DESCRIPTION OF THE TASK: Search the records for the string "this" and copy every line where it turns up.

+===+

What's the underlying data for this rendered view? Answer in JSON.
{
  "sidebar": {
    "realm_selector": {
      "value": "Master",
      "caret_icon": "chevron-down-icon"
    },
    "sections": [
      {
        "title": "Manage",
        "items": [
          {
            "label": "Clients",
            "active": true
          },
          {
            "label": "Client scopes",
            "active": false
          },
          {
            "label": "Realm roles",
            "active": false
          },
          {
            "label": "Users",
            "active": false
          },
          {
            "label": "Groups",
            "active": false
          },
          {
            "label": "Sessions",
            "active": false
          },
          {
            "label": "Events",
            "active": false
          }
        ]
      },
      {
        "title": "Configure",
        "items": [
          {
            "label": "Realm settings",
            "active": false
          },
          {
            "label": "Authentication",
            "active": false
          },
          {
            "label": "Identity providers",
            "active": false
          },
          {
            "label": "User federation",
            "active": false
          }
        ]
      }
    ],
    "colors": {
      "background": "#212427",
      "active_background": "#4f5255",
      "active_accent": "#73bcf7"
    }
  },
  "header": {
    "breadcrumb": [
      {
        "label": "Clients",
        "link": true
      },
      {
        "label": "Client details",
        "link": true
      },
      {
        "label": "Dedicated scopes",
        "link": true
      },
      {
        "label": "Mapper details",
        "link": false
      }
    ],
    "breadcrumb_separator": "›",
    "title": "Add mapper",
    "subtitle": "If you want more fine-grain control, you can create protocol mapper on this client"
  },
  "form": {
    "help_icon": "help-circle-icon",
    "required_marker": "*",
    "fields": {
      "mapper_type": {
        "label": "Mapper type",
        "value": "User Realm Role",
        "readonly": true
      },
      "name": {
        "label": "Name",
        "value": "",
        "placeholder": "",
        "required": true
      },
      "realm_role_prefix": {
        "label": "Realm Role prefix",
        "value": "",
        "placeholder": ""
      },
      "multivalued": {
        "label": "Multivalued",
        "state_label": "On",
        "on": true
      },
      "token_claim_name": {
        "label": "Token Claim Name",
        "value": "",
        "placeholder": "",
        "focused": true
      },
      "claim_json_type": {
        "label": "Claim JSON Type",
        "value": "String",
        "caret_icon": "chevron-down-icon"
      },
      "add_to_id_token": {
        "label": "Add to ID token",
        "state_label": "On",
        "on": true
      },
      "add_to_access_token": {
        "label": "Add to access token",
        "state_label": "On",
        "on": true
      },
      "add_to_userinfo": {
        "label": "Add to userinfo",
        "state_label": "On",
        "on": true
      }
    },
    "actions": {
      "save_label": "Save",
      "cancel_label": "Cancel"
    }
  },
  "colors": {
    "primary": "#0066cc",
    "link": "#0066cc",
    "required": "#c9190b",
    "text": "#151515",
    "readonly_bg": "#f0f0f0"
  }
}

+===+

SOLUTION TO THE PROBLEM:
What's the underlying data for this rendered view? Answer in JSON.
    "subtitle": "If you want more fine-grain control, you can create protocol mapper on this client"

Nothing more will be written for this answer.